Employers occupy an ambiguous role when it comes to policing the workplace for bad actors, as I discovered in research on cases involving employees accused of child mistreatment. Employers rightly believe that the police and child welfare have more expertise on recognizing criminal and abusive conduct.
Yet law enforcement makes decisions based on a variety of factors unrelated to the veracity of a victim’s allegations. And in those situations, employers often don’t realize that they are the last gatekeeper in a position to protect others from future harm posed by someone on their payroll.
Although the law in this area is complex, it tends not to encourage employers to take a more active role. Broadly speaking, the law does not hold employers automatically liable for criminal or other intentional bad acts of their employees. The law essentially assumes that these employees are rogue actors, and it’s up to the victim to show the employer is responsible.
Plaintiffs must often prove that the employer knew or should have known about the conduct and failed to act or even in some cases that the employer had actual knowledge and was deliberately indifferent to the conduct.
As a legal matter, employers are better off by knowing less. So they tend never do enough with the limited information they have. They can fail to educate employees on the importance of reporting internally and to law enforcement. They can miss the significance of repeated complaints. They might believe the victim on the facts but accept the abuser’s interpretation.
When you’re unprepared for the unthinkable, it’s never an emergency.
Psychological shortcuts affect victims – and employers
Like Sandusky before him, Nassar exploited psychological shortcuts that impair our ability to detect misconduct and respond to emergencies.
In a famous experiment, social psychologist Stanley Milgram showed how easily people submit to the authority of someone wearing a white coat. In the experiment, Milgram persuaded many subjects to deliver what they believed to be nearly fatal electric shocks to someone in another room. Nassar exploited this weakness in the face of authority by cloaking his abuse as medical treatment in a recognized medical facility.

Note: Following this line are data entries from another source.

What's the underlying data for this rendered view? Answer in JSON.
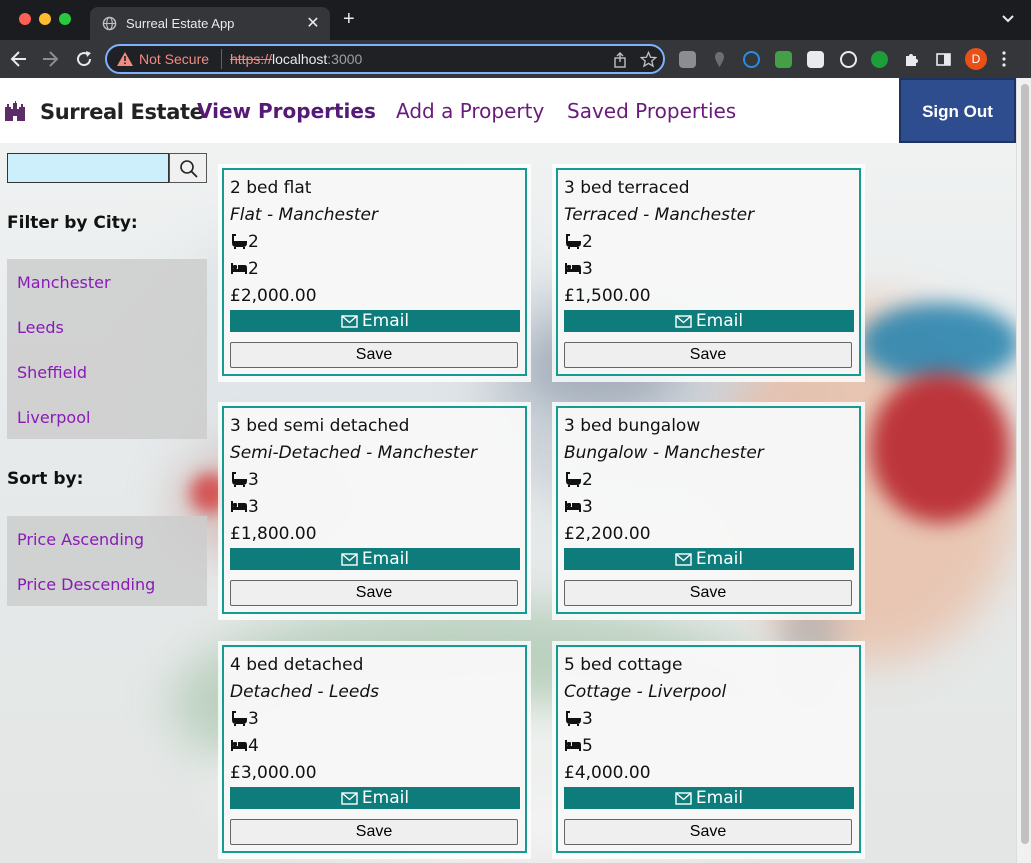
{
  "browser": {
    "tab_title": "Surreal Estate App",
    "not_secure": "Not Secure",
    "url_scheme": "https://",
    "url_host": "localhost",
    "url_port": ":3000",
    "profile_initial": "D"
  },
  "header": {
    "brand": "Surreal Estate",
    "nav": {
      "view": "View Properties",
      "add": "Add a Property",
      "saved": "Saved Properties"
    },
    "sign_out": "Sign Out"
  },
  "sidebar": {
    "search_placeholder": "",
    "filter_heading": "Filter by City:",
    "cities": [
      "Manchester",
      "Leeds",
      "Sheffield",
      "Liverpool"
    ],
    "sort_heading": "Sort by:",
    "sorts": [
      "Price Ascending",
      "Price Descending"
    ]
  },
  "properties": [
    {
      "title": "2 bed flat",
      "type": "Flat - Manchester",
      "bathrooms": "2",
      "bedrooms": "2",
      "price": "£2,000.00",
      "email_label": "Email",
      "save_label": "Save"
    },
    {
      "title": "3 bed terraced",
      "type": "Terraced - Manchester",
      "bathrooms": "2",
      "bedrooms": "3",
      "price": "£1,500.00",
      "email_label": "Email",
      "save_label": "Save"
    },
    {
      "title": "3 bed semi detached",
      "type": "Semi-Detached - Manchester",
      "bathrooms": "3",
      "bedrooms": "3",
      "price": "£1,800.00",
      "email_label": "Email",
      "save_label": "Save"
    },
    {
      "title": "3 bed bungalow",
      "type": "Bungalow - Manchester",
      "bathrooms": "2",
      "bedrooms": "3",
      "price": "£2,200.00",
      "email_label": "Email",
      "save_label": "Save"
    },
    {
      "title": "4 bed detached",
      "type": "Detached - Leeds",
      "bathrooms": "3",
      "bedrooms": "4",
      "price": "£3,000.00",
      "email_label": "Email",
      "save_label": "Save"
    },
    {
      "title": "5 bed cottage",
      "type": "Cottage - Liverpool",
      "bathrooms": "3",
      "bedrooms": "5",
      "price": "£4,000.00",
      "email_label": "Email",
      "save_label": "Save"
    }
  ],
  "colors": {
    "accent_teal": "#0e7c7b",
    "card_border": "#149c92",
    "nav_purple": "#551a75",
    "link_purple": "#8a1ab8",
    "sign_out_bg": "#2e4d8f",
    "search_bg": "#cdeffb"
  },
  "icons": [
    "bath-icon",
    "bed-icon",
    "envelope-icon",
    "search-icon",
    "castle-logo-icon"
  ]
}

People are also vulnerable to second-guessing themselves and deferring to the action – and inaction – of others. In the words of social psychologist Robert Cialdini observed, we “view a behavior as correct in a given situation to the degree to which we see others performing it.” If a room fills with smoke, but everyone else stays sitting there, we’re less likely to leave the room.
“And I was very confused, trying to reconcile what was happening with the person he was supposed to be. He’s this famous doctor. He’s trusted by my friends. He’s trusted by these other gymnasts. How could he reach this position in the medical profession, how could he reach this kind of prominence and stature if this is who he is?”
These psychological tendencies affected victims, but they probably also influenced the officials whose very job it was to protect the victims. Employers forget who holds the keys and defer to the power and authority they – and they alone – granted the accused.
Ultimately, lawmakers can promote better practices by eliminating the “knowledge” element in negligent retention and Title IX claims. Courts should focus instead on whether the employer exercised care through its prevention, investigation and response measures. Otherwise, not knowing becomes a way out.
If we recognized how difficult it is for survivors to tell their story, every piece of information they provide would be treated with diligence and care. And every voice would be given equal weight.